TASK TO CARRY OUT → Where an entry below contains an image, skip the image and reproduce the rest exactly.

Start of RECORDS SUPPLIED

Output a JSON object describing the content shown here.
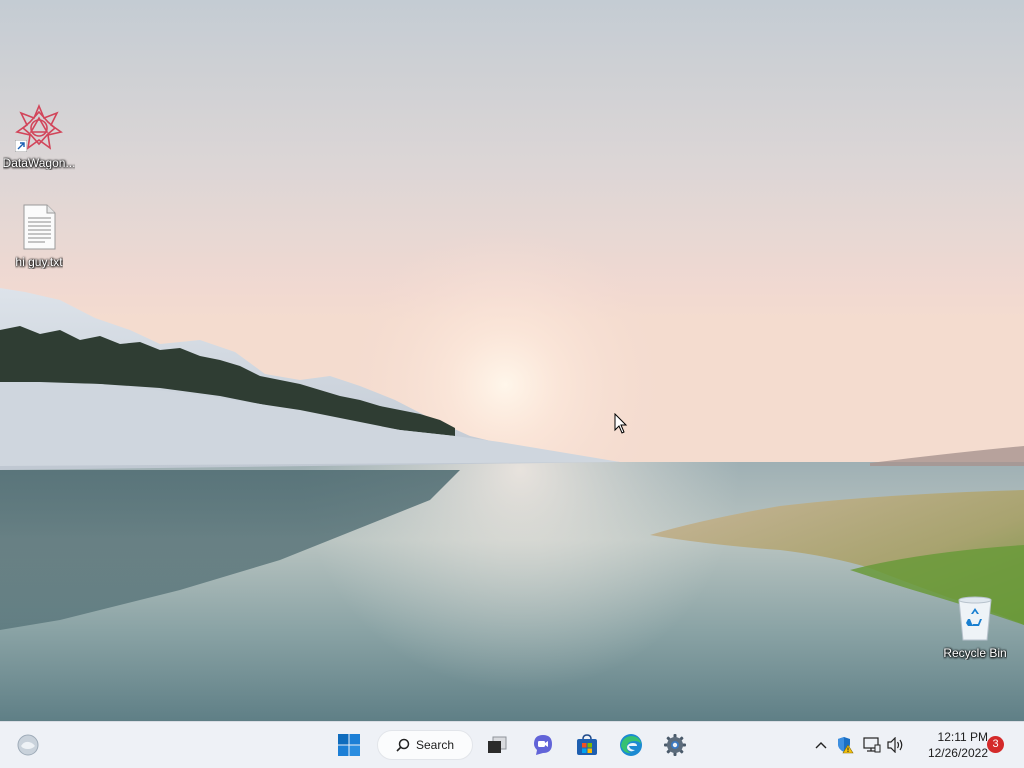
{
  "desktop": {
    "icons": [
      {
        "label": "DataWagon...",
        "icon": "datawagon-app-icon",
        "shortcut": true
      },
      {
        "label": "hi guy.txt",
        "icon": "text-file-icon"
      },
      {
        "label": "Recycle Bin",
        "icon": "recycle-bin-icon"
      }
    ]
  },
  "taskbar": {
    "search_label": "Search",
    "pinned": [
      "widgets",
      "start",
      "search",
      "task-view",
      "chat",
      "microsoft-store",
      "edge",
      "settings"
    ],
    "tray": {
      "time": "12:11 PM",
      "date": "12/26/2022",
      "notification_count": "3"
    }
  },
  "colors": {
    "taskbar_bg": "#eef1f6",
    "start_blue": "#0f6cbd",
    "badge_red": "#d42a2a"
  }
}
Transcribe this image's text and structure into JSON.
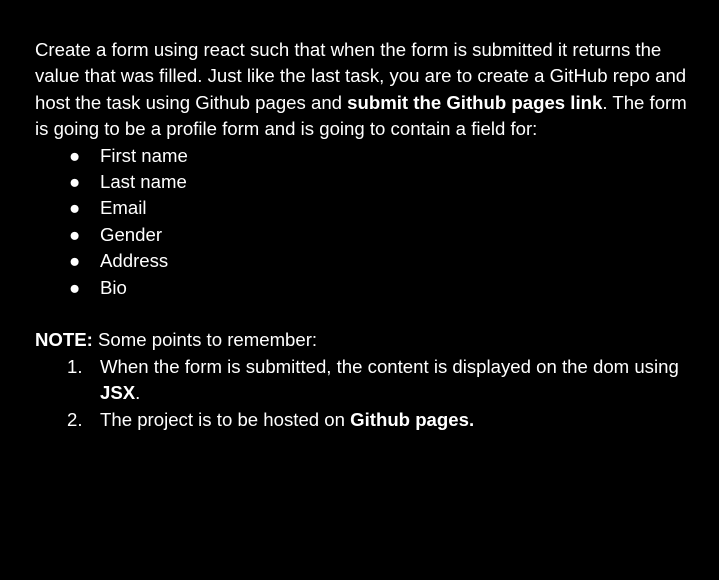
{
  "intro": {
    "part1": "Create a form using react such that when the form is submitted it returns the value that was filled. Just like the last task, you are to create a GitHub repo and host the task using Github pages and ",
    "bold1": "submit the Github pages link",
    "part2": ". The form is going to be a profile form and is going to contain a field for:"
  },
  "bullet_symbol": "●",
  "fields": [
    "First name",
    "Last name",
    "Email",
    "Gender",
    "Address",
    "Bio"
  ],
  "note": {
    "label": "NOTE:",
    "text": " Some points to remember:",
    "items": [
      {
        "num": "1.",
        "text": "When the form is submitted, the content is displayed on the dom using ",
        "bold": "JSX",
        "suffix": "."
      },
      {
        "num": "2.",
        "text": "The project is to be hosted on ",
        "bold": "Github pages.",
        "suffix": ""
      }
    ]
  }
}
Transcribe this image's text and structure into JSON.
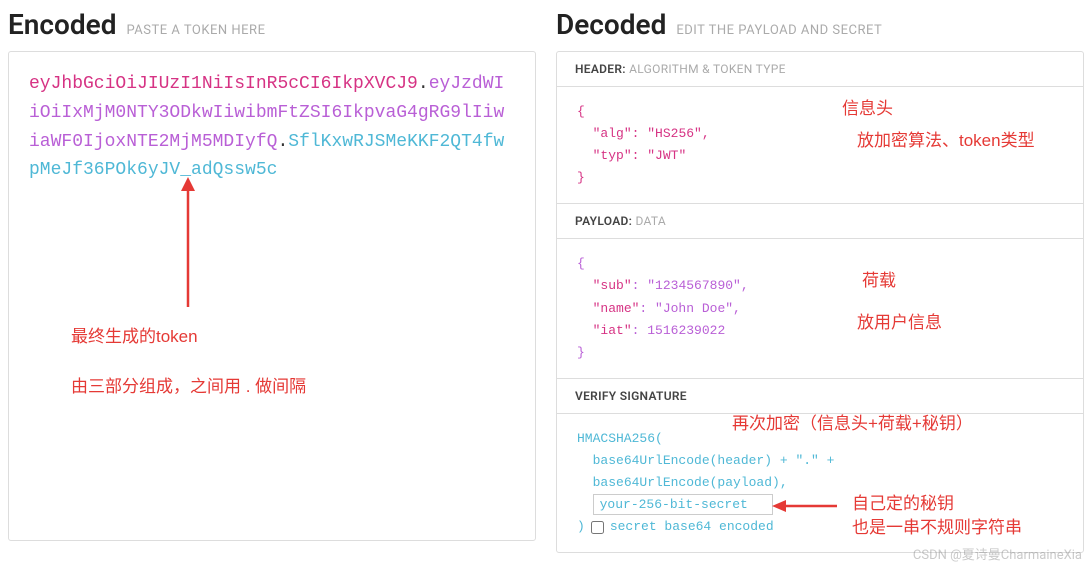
{
  "encoded": {
    "title": "Encoded",
    "subtitle": "PASTE A TOKEN HERE",
    "token_header": "eyJhbGciOiJIUzI1NiIsInR5cCI6IkpXVCJ9",
    "token_payload": "eyJzdWIiOiIxMjM0NTY3ODkwIiwibmFtZSI6IkpvaG4gRG9lIiwiaWF0IjoxNTE2MjM5MDIyfQ",
    "token_signature": "SflKxwRJSMeKKF2QT4fwpMeJf36POk6yJV_adQssw5c"
  },
  "decoded": {
    "title": "Decoded",
    "subtitle": "EDIT THE PAYLOAD AND SECRET",
    "header_section": {
      "label": "HEADER:",
      "sublabel": "ALGORITHM & TOKEN TYPE",
      "alg_key": "\"alg\"",
      "alg_val": "\"HS256\"",
      "typ_key": "\"typ\"",
      "typ_val": "\"JWT\""
    },
    "payload_section": {
      "label": "PAYLOAD:",
      "sublabel": "DATA",
      "sub_key": "\"sub\"",
      "sub_val": "\"1234567890\"",
      "name_key": "\"name\"",
      "name_val": "\"John Doe\"",
      "iat_key": "\"iat\"",
      "iat_val": "1516239022"
    },
    "signature_section": {
      "label": "VERIFY SIGNATURE",
      "line1": "HMACSHA256(",
      "line2": "base64UrlEncode(header) + \".\" +",
      "line3": "base64UrlEncode(payload),",
      "secret_value": "your-256-bit-secret",
      "line5_prefix": ")",
      "checkbox_label": "secret base64 encoded"
    }
  },
  "annotations": {
    "encoded_ann1": "最终生成的token",
    "encoded_ann2": "由三部分组成，之间用 . 做间隔",
    "header_ann1": "信息头",
    "header_ann2": "放加密算法、token类型",
    "payload_ann1": "荷载",
    "payload_ann2": "放用户信息",
    "sig_ann1": "再次加密（信息头+荷载+秘钥）",
    "sig_ann2": "自己定的秘钥",
    "sig_ann3": "也是一串不规则字符串"
  },
  "watermark": "CSDN @夏诗曼CharmaineXia"
}
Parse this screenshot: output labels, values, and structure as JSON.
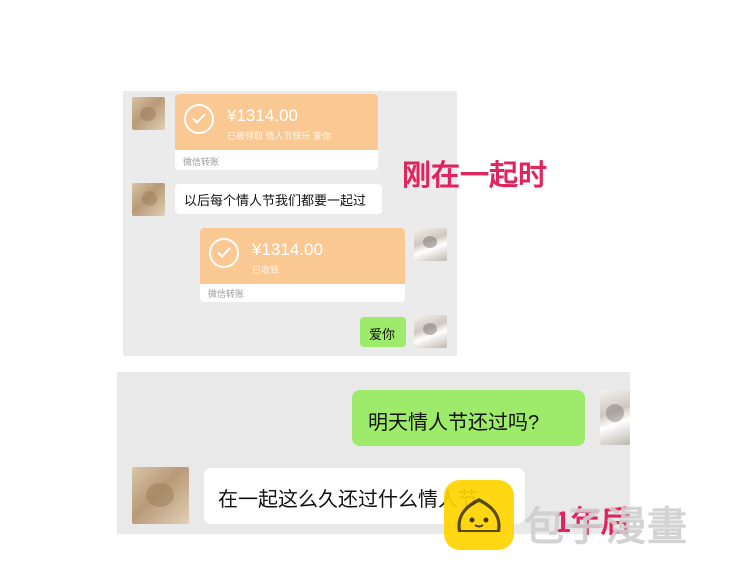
{
  "panel1": {
    "transfer1": {
      "amount": "¥1314.00",
      "status": "已被领取 情人节快乐 爱你",
      "footer": "微信转账"
    },
    "message1": "以后每个情人节我们都要一起过",
    "transfer2": {
      "amount": "¥1314.00",
      "status": "已收钱",
      "footer": "微信转账"
    },
    "message2": "爱你"
  },
  "annotation1": "刚在一起时",
  "panel2": {
    "message1": "明天情人节还过吗?",
    "message2": "在一起这么久还过什么情人节"
  },
  "annotation2": "1年后",
  "watermark": "包子漫畫",
  "colors": {
    "accent": "#e0245e",
    "transfer": "#f9c893",
    "green_bubble": "#9eea6a",
    "watermark_logo": "#ffd400"
  },
  "icons": [
    "check-circle-icon",
    "bun-mascot-icon"
  ]
}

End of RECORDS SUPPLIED

REPLY →
Output a JSON object describing the content shown here.
{
  "desktop": {
    "icons": [
      {
        "label": "DataWagon...",
        "icon": "datawagon-app-icon",
        "shortcut": true
      },
      {
        "label": "hi guy.txt",
        "icon": "text-file-icon"
      },
      {
        "label": "Recycle Bin",
        "icon": "recycle-bin-icon"
      }
    ]
  },
  "taskbar": {
    "search_label": "Search",
    "pinned": [
      "widgets",
      "start",
      "search",
      "task-view",
      "chat",
      "microsoft-store",
      "edge",
      "settings"
    ],
    "tray": {
      "time": "12:11 PM",
      "date": "12/26/2022",
      "notification_count": "3"
    }
  },
  "colors": {
    "taskbar_bg": "#eef1f6",
    "start_blue": "#0f6cbd",
    "badge_red": "#d42a2a"
  }
}
Transcribe this image's text and structure into JSON.
{
  "intro": {
    "part1": "Create a form using react such that when the form is submitted it returns the value that was filled. Just like the last task, you are to create a GitHub repo and host the task using Github pages and ",
    "bold1": "submit the Github pages link",
    "part2": ". The form is going to be a profile form and is going to contain a field for:"
  },
  "bullet_symbol": "●",
  "fields": [
    "First name",
    "Last name",
    "Email",
    "Gender",
    "Address",
    "Bio"
  ],
  "note": {
    "label": "NOTE:",
    "text": " Some points to remember:",
    "items": [
      {
        "num": "1.",
        "text": "When the form is submitted, the content is displayed on the dom using ",
        "bold": "JSX",
        "suffix": "."
      },
      {
        "num": "2.",
        "text": "The project is to be hosted on ",
        "bold": "Github pages.",
        "suffix": ""
      }
    ]
  }
}
Transcribe this image's text and structure into JSON.
{
  "encoded": {
    "title": "Encoded",
    "subtitle": "PASTE A TOKEN HERE",
    "token_header": "eyJhbGciOiJIUzI1NiIsInR5cCI6IkpXVCJ9",
    "token_payload": "eyJzdWIiOiIxMjM0NTY3ODkwIiwibmFtZSI6IkpvaG4gRG9lIiwiaWF0IjoxNTE2MjM5MDIyfQ",
    "token_signature": "SflKxwRJSMeKKF2QT4fwpMeJf36POk6yJV_adQssw5c"
  },
  "decoded": {
    "title": "Decoded",
    "subtitle": "EDIT THE PAYLOAD AND SECRET",
    "header_section": {
      "label": "HEADER:",
      "sublabel": "ALGORITHM & TOKEN TYPE",
      "alg_key": "\"alg\"",
      "alg_val": "\"HS256\"",
      "typ_key": "\"typ\"",
      "typ_val": "\"JWT\""
    },
    "payload_section": {
      "label": "PAYLOAD:",
      "sublabel": "DATA",
      "sub_key": "\"sub\"",
      "sub_val": "\"1234567890\"",
      "name_key": "\"name\"",
      "name_val": "\"John Doe\"",
      "iat_key": "\"iat\"",
      "iat_val": "1516239022"
    },
    "signature_section": {
      "label": "VERIFY SIGNATURE",
      "line1": "HMACSHA256(",
      "line2": "base64UrlEncode(header) + \".\" +",
      "line3": "base64UrlEncode(payload),",
      "secret_value": "your-256-bit-secret",
      "line5_prefix": ")",
      "checkbox_label": "secret base64 encoded"
    }
  },
  "annotations": {
    "encoded_ann1": "最终生成的token",
    "encoded_ann2": "由三部分组成，之间用 . 做间隔",
    "header_ann1": "信息头",
    "header_ann2": "放加密算法、token类型",
    "payload_ann1": "荷载",
    "payload_ann2": "放用户信息",
    "sig_ann1": "再次加密（信息头+荷载+秘钥）",
    "sig_ann2": "自己定的秘钥",
    "sig_ann3": "也是一串不规则字符串"
  },
  "watermark": "CSDN @夏诗曼CharmaineXia"
}
Parse this screenshot: output labels, values, and structure as JSON.
{
  "panel1": {
    "transfer1": {
      "amount": "¥1314.00",
      "status": "已被领取 情人节快乐 爱你",
      "footer": "微信转账"
    },
    "message1": "以后每个情人节我们都要一起过",
    "transfer2": {
      "amount": "¥1314.00",
      "status": "已收钱",
      "footer": "微信转账"
    },
    "message2": "爱你"
  },
  "annotation1": "刚在一起时",
  "panel2": {
    "message1": "明天情人节还过吗?",
    "message2": "在一起这么久还过什么情人节"
  },
  "annotation2": "1年后",
  "watermark": "包子漫畫",
  "colors": {
    "accent": "#e0245e",
    "transfer": "#f9c893",
    "green_bubble": "#9eea6a",
    "watermark_logo": "#ffd400"
  },
  "icons": [
    "check-circle-icon",
    "bun-mascot-icon"
  ]
}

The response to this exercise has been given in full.